Given records —

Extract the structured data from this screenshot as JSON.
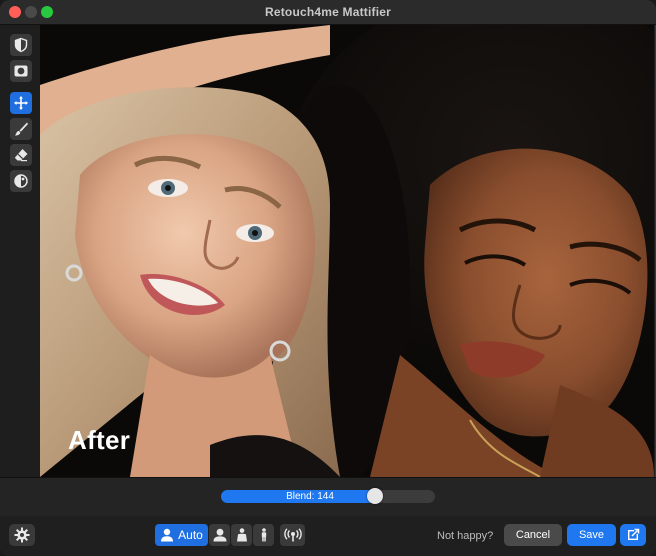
{
  "window": {
    "title": "Retouch4me Mattifier"
  },
  "toolbar": {
    "tools": [
      {
        "icon": "shield-icon",
        "active": false
      },
      {
        "icon": "mask-icon",
        "active": false
      },
      {
        "icon": "move-icon",
        "active": true
      },
      {
        "icon": "brush-icon",
        "active": false
      },
      {
        "icon": "eraser-icon",
        "active": false
      },
      {
        "icon": "contrast-icon",
        "active": false
      }
    ]
  },
  "viewer": {
    "mode_label": "After"
  },
  "blend": {
    "label": "Blend: 144",
    "value": 144,
    "max": 200
  },
  "bottom": {
    "settings_icon": "gear-icon",
    "mode_auto_label": "Auto",
    "modes": [
      "person-auto-icon",
      "face-icon",
      "half-body-icon",
      "full-body-icon"
    ],
    "broadcast_icon": "broadcast-icon",
    "not_happy": "Not happy?",
    "cancel_label": "Cancel",
    "save_label": "Save",
    "export_icon": "export-icon"
  },
  "colors": {
    "accent": "#1f6fe0",
    "close": "#ff5f57",
    "maximize": "#28c840"
  }
}
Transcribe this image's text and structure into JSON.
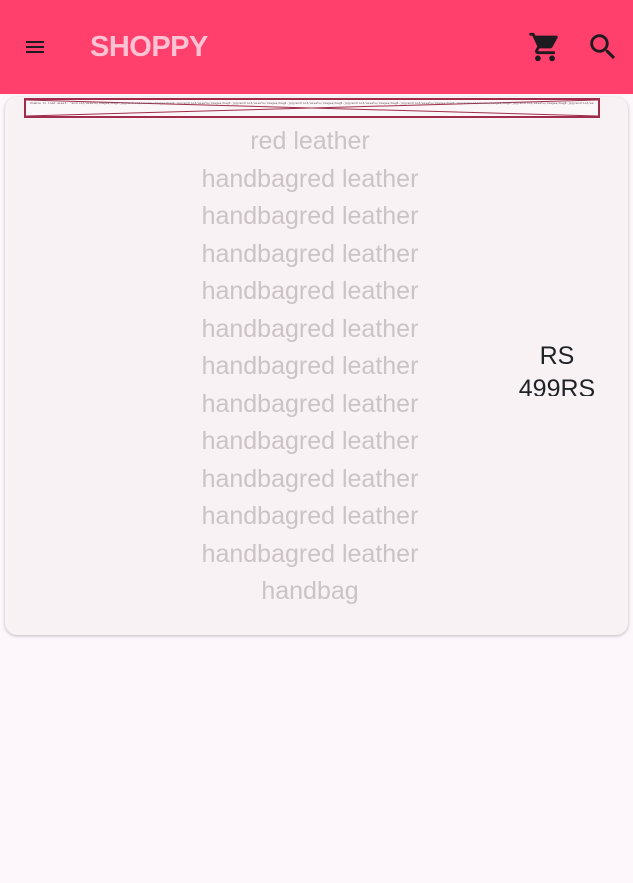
{
  "app_bar": {
    "title": "SHOPPY",
    "menu_icon": "menu-icon",
    "cart_icon": "shopping-cart-icon",
    "search_icon": "search-icon",
    "background_color": "#ff3f6c",
    "title_color": "#ffc2d3"
  },
  "product_card": {
    "image_error_text": "Unable to load asset: \"android/assets/images/bag1.jpg/android/assets/images/bag2.jpg/android/assets/images/bag3.jpg/android/assets/images/bag4.jpg/android/assets/images/bag5.jpg/android/assets/images/bag6.jpg/android/assets/images/bag7.jpg/android/assets/images/bag8.jpg/android/assets/images/bag9.jpg/android/assets/images/bag10.jpg/android/assets/images/bag11.jpg\"",
    "description_lines": [
      "red leather",
      "handbagred leather",
      "handbagred leather",
      "handbagred leather",
      "handbagred leather",
      "handbagred leather",
      "handbagred leather",
      "handbagred leather",
      "handbagred leather",
      "handbagred leather",
      "handbagred leather",
      "handbagred leather",
      "handbag"
    ],
    "price": "RS 499RS"
  }
}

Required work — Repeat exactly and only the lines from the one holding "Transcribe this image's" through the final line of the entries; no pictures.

Solution to the problem —
Transcribe this image's text and structure into JSON.
{
  "app_bar": {
    "title": "SHOPPY",
    "menu_icon": "menu-icon",
    "cart_icon": "shopping-cart-icon",
    "search_icon": "search-icon",
    "background_color": "#ff3f6c",
    "title_color": "#ffc2d3"
  },
  "product_card": {
    "image_error_text": "Unable to load asset: \"android/assets/images/bag1.jpg/android/assets/images/bag2.jpg/android/assets/images/bag3.jpg/android/assets/images/bag4.jpg/android/assets/images/bag5.jpg/android/assets/images/bag6.jpg/android/assets/images/bag7.jpg/android/assets/images/bag8.jpg/android/assets/images/bag9.jpg/android/assets/images/bag10.jpg/android/assets/images/bag11.jpg\"",
    "description_lines": [
      "red leather",
      "handbagred leather",
      "handbagred leather",
      "handbagred leather",
      "handbagred leather",
      "handbagred leather",
      "handbagred leather",
      "handbagred leather",
      "handbagred leather",
      "handbagred leather",
      "handbagred leather",
      "handbagred leather",
      "handbag"
    ],
    "price": "RS 499RS"
  }
}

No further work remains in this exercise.